___ DATA UNDER STUDY ___

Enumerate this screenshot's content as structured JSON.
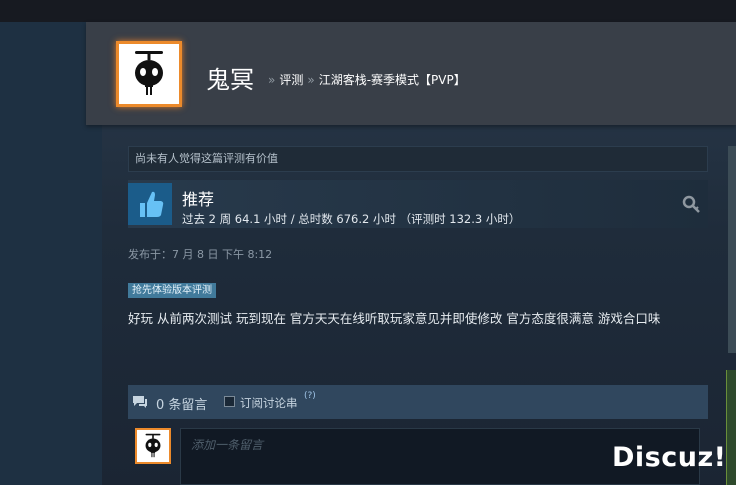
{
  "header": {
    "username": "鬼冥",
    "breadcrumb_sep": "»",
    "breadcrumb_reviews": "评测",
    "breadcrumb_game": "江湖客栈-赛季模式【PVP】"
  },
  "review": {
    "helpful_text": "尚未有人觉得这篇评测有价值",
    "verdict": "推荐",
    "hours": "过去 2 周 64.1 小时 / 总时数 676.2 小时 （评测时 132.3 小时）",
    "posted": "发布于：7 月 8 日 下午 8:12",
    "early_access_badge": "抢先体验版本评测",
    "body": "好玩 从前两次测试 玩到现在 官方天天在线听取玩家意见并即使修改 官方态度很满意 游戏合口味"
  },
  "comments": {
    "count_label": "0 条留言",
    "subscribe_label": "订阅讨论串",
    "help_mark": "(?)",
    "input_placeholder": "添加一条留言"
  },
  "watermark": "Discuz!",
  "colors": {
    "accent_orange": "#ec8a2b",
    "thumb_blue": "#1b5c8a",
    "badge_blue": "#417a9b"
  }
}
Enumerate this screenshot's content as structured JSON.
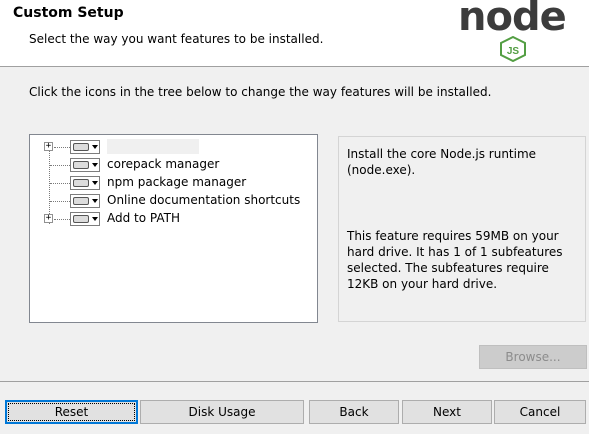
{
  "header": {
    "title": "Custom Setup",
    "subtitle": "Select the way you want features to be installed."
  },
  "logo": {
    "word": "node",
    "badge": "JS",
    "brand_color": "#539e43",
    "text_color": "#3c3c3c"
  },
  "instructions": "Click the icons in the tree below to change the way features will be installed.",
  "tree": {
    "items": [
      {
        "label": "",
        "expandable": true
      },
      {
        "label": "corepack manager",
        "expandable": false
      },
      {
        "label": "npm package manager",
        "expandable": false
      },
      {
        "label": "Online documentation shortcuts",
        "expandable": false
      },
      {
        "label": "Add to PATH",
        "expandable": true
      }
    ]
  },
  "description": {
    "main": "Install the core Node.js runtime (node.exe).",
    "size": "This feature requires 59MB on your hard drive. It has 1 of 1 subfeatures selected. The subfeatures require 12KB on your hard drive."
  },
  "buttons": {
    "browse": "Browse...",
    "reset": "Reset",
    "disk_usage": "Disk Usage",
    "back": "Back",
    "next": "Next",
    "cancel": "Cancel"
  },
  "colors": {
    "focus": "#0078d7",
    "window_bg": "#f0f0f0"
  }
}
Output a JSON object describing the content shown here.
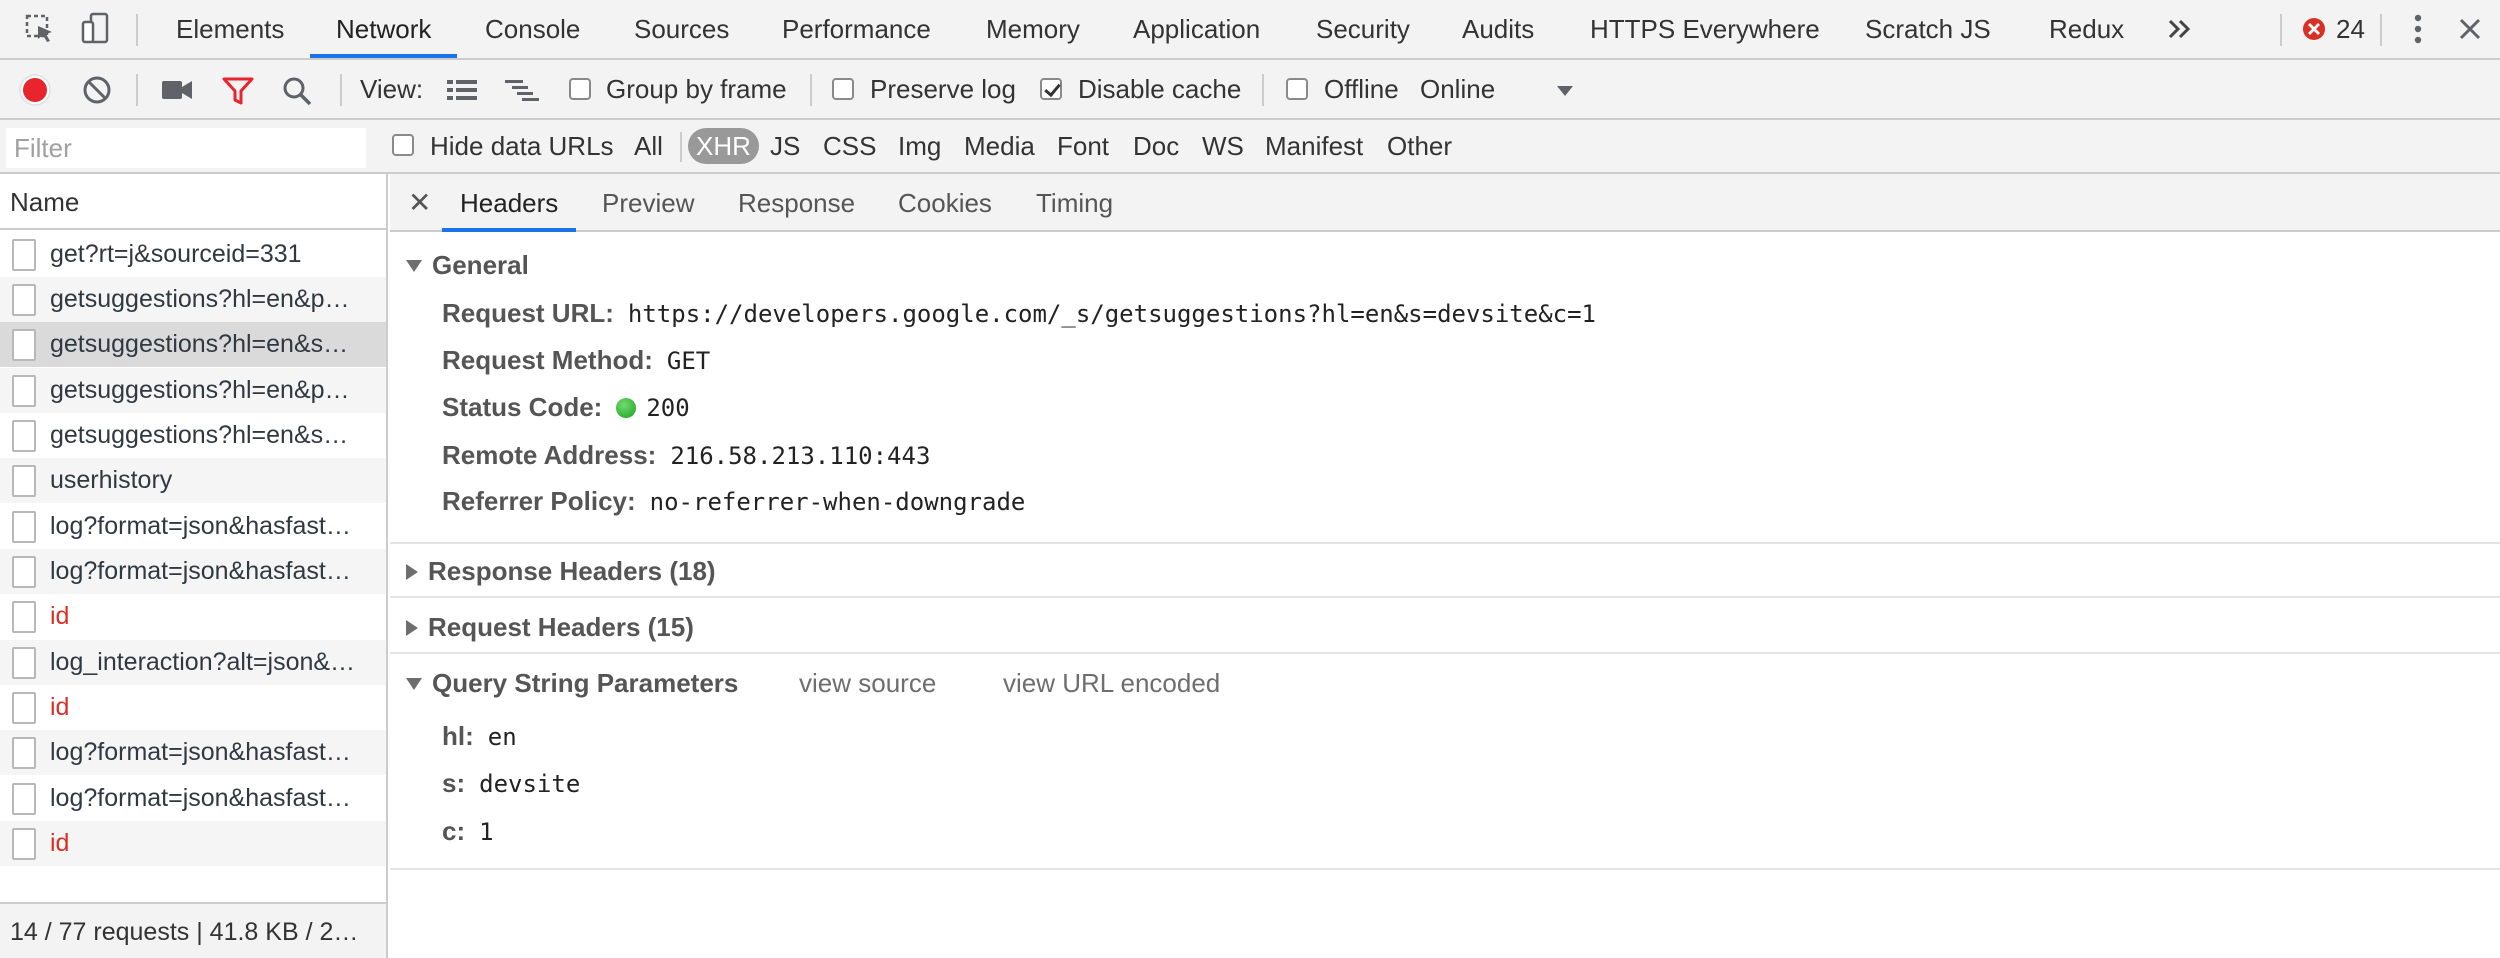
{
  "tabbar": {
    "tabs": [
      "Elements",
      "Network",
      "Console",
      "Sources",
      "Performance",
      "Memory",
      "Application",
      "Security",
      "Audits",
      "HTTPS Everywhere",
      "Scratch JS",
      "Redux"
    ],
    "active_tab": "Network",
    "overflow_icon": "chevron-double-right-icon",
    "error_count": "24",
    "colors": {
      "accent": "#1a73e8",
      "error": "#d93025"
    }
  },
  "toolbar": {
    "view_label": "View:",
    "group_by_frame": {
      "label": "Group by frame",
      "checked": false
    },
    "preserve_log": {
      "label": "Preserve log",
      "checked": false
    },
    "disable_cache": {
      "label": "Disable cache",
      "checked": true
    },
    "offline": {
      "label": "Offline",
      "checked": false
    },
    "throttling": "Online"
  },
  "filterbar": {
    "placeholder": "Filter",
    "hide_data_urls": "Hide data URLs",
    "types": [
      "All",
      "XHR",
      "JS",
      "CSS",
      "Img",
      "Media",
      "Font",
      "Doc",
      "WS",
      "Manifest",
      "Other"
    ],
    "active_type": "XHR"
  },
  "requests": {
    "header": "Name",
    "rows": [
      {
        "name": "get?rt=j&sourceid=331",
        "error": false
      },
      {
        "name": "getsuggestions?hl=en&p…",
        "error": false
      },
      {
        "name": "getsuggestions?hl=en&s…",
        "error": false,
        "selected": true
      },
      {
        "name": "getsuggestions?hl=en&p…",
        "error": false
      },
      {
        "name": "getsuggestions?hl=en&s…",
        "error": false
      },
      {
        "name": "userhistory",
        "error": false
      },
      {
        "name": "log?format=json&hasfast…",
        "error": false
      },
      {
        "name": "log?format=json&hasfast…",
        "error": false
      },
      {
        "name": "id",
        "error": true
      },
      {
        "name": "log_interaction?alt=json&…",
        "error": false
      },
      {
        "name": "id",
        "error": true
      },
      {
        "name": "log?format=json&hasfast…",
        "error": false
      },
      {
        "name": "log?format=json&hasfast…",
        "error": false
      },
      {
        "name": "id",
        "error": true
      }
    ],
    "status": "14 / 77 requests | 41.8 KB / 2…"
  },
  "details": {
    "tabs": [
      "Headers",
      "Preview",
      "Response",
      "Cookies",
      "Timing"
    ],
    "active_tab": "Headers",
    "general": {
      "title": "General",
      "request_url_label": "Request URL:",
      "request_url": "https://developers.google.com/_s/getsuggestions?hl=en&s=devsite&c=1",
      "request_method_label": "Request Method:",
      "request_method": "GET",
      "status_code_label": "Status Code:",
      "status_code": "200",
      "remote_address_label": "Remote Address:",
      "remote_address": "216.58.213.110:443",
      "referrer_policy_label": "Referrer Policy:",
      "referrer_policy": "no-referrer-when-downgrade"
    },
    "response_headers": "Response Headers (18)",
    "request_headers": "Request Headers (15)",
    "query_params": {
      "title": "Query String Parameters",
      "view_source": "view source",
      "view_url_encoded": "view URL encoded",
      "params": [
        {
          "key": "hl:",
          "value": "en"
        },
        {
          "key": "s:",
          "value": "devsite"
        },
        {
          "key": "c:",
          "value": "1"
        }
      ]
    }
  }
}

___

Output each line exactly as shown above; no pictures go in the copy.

§ RESULT:
Enumerate this screenshot's content as structured JSON.
{
  "header": {
    "username": "鬼冥",
    "breadcrumb_sep": "»",
    "breadcrumb_reviews": "评测",
    "breadcrumb_game": "江湖客栈-赛季模式【PVP】"
  },
  "review": {
    "helpful_text": "尚未有人觉得这篇评测有价值",
    "verdict": "推荐",
    "hours": "过去 2 周 64.1 小时 / 总时数 676.2 小时 （评测时 132.3 小时）",
    "posted": "发布于：7 月 8 日 下午 8:12",
    "early_access_badge": "抢先体验版本评测",
    "body": "好玩 从前两次测试 玩到现在 官方天天在线听取玩家意见并即使修改 官方态度很满意 游戏合口味"
  },
  "comments": {
    "count_label": "0 条留言",
    "subscribe_label": "订阅讨论串",
    "help_mark": "(?)",
    "input_placeholder": "添加一条留言"
  },
  "watermark": "Discuz!",
  "colors": {
    "accent_orange": "#ec8a2b",
    "thumb_blue": "#1b5c8a",
    "badge_blue": "#417a9b"
  }
}
Enumerate this screenshot's content as structured JSON.
{
  "header": {
    "title": "Custom Setup",
    "subtitle": "Select the way you want features to be installed."
  },
  "logo": {
    "word": "node",
    "badge": "JS",
    "brand_color": "#539e43",
    "text_color": "#3c3c3c"
  },
  "instructions": "Click the icons in the tree below to change the way features will be installed.",
  "tree": {
    "items": [
      {
        "label": "",
        "expandable": true
      },
      {
        "label": "corepack manager",
        "expandable": false
      },
      {
        "label": "npm package manager",
        "expandable": false
      },
      {
        "label": "Online documentation shortcuts",
        "expandable": false
      },
      {
        "label": "Add to PATH",
        "expandable": true
      }
    ]
  },
  "description": {
    "main": "Install the core Node.js runtime (node.exe).",
    "size": "This feature requires 59MB on your hard drive. It has 1 of 1 subfeatures selected. The subfeatures require 12KB on your hard drive."
  },
  "buttons": {
    "browse": "Browse...",
    "reset": "Reset",
    "disk_usage": "Disk Usage",
    "back": "Back",
    "next": "Next",
    "cancel": "Cancel"
  },
  "colors": {
    "focus": "#0078d7",
    "window_bg": "#f0f0f0"
  }
}
Output a JSON object describing the content shown here.
{
  "tabbar": {
    "tabs": [
      "Elements",
      "Network",
      "Console",
      "Sources",
      "Performance",
      "Memory",
      "Application",
      "Security",
      "Audits",
      "HTTPS Everywhere",
      "Scratch JS",
      "Redux"
    ],
    "active_tab": "Network",
    "overflow_icon": "chevron-double-right-icon",
    "error_count": "24",
    "colors": {
      "accent": "#1a73e8",
      "error": "#d93025"
    }
  },
  "toolbar": {
    "view_label": "View:",
    "group_by_frame": {
      "label": "Group by frame",
      "checked": false
    },
    "preserve_log": {
      "label": "Preserve log",
      "checked": false
    },
    "disable_cache": {
      "label": "Disable cache",
      "checked": true
    },
    "offline": {
      "label": "Offline",
      "checked": false
    },
    "throttling": "Online"
  },
  "filterbar": {
    "placeholder": "Filter",
    "hide_data_urls": "Hide data URLs",
    "types": [
      "All",
      "XHR",
      "JS",
      "CSS",
      "Img",
      "Media",
      "Font",
      "Doc",
      "WS",
      "Manifest",
      "Other"
    ],
    "active_type": "XHR"
  },
  "requests": {
    "header": "Name",
    "rows": [
      {
        "name": "get?rt=j&sourceid=331",
        "error": false
      },
      {
        "name": "getsuggestions?hl=en&p…",
        "error": false
      },
      {
        "name": "getsuggestions?hl=en&s…",
        "error": false,
        "selected": true
      },
      {
        "name": "getsuggestions?hl=en&p…",
        "error": false
      },
      {
        "name": "getsuggestions?hl=en&s…",
        "error": false
      },
      {
        "name": "userhistory",
        "error": false
      },
      {
        "name": "log?format=json&hasfast…",
        "error": false
      },
      {
        "name": "log?format=json&hasfast…",
        "error": false
      },
      {
        "name": "id",
        "error": true
      },
      {
        "name": "log_interaction?alt=json&…",
        "error": false
      },
      {
        "name": "id",
        "error": true
      },
      {
        "name": "log?format=json&hasfast…",
        "error": false
      },
      {
        "name": "log?format=json&hasfast…",
        "error": false
      },
      {
        "name": "id",
        "error": true
      }
    ],
    "status": "14 / 77 requests | 41.8 KB / 2…"
  },
  "details": {
    "tabs": [
      "Headers",
      "Preview",
      "Response",
      "Cookies",
      "Timing"
    ],
    "active_tab": "Headers",
    "general": {
      "title": "General",
      "request_url_label": "Request URL:",
      "request_url": "https://developers.google.com/_s/getsuggestions?hl=en&s=devsite&c=1",
      "request_method_label": "Request Method:",
      "request_method": "GET",
      "status_code_label": "Status Code:",
      "status_code": "200",
      "remote_address_label": "Remote Address:",
      "remote_address": "216.58.213.110:443",
      "referrer_policy_label": "Referrer Policy:",
      "referrer_policy": "no-referrer-when-downgrade"
    },
    "response_headers": "Response Headers (18)",
    "request_headers": "Request Headers (15)",
    "query_params": {
      "title": "Query String Parameters",
      "view_source": "view source",
      "view_url_encoded": "view URL encoded",
      "params": [
        {
          "key": "hl:",
          "value": "en"
        },
        {
          "key": "s:",
          "value": "devsite"
        },
        {
          "key": "c:",
          "value": "1"
        }
      ]
    }
  }
}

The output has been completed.